Metallurgical Characterisation Comparing Recycled and Ore-based Steels for Automotive Crankshafts
Examensarbete för masterexamen
Production engineering (MPPEN), MSc
Pautzke, Joshua Michael
Steel crankshafts are a substantial component in internal combustion engines. A critical feature of crankshafts is their bearing surfaces which have to meet tight requirements regarding hardness and compressive residual stresses in order for the component to function properly. The properties of the bearing surfaces are to a large extent determined by a grinding operation which is used as the final step in the manufacturing chain. In practice, it is commonly experienced that there are batch-to-batch material variations which can cause grindability issues leading to unwanted high scrap rates when the surface requirements are not met. These issues are especially pronounced when both steels made from recycled resources and from iron-ore are fed into the production line. The underlying reasons for these grindability variations are largely unknown. The present master thesis project addresses metallurgical differences between a recycled and an iron-ore based steel batch and investigates potential effects on the grindability. Both steel bars (as supplied by steel mills) and the final ground crankshafts are examined. Samples taken from different positions of the crankshaft were investigated using optical and scanning electron microscopy, Vickers hardness testing, Barkhausen noise analysis and XRD residual stress measurements. The results show that there is a significant difference in grain size between the microstructure of the recycled and ore-based initial, as received steel bars. However, metallurgical examination of the unhardened material of the corresponding crankshaft material indicates that these grain size differences have largely been eliminated during the processing steps. When considering the crankshafts, the recycled steel batch is clearly more inhomogeneous but also has a clearly higher hardenability, while the hardness close to the bearing surface only shows insignificant differences. The estimated prior austenite grain sizes and residual stresses seem to differ more within different spots in a material than between recycled and ore-based material.

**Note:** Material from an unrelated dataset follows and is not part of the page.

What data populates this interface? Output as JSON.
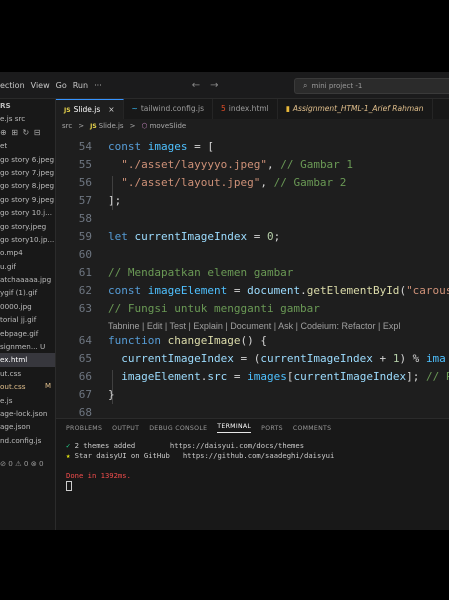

Crankshaft , steel , recycled , one-based , grindability , Microstructure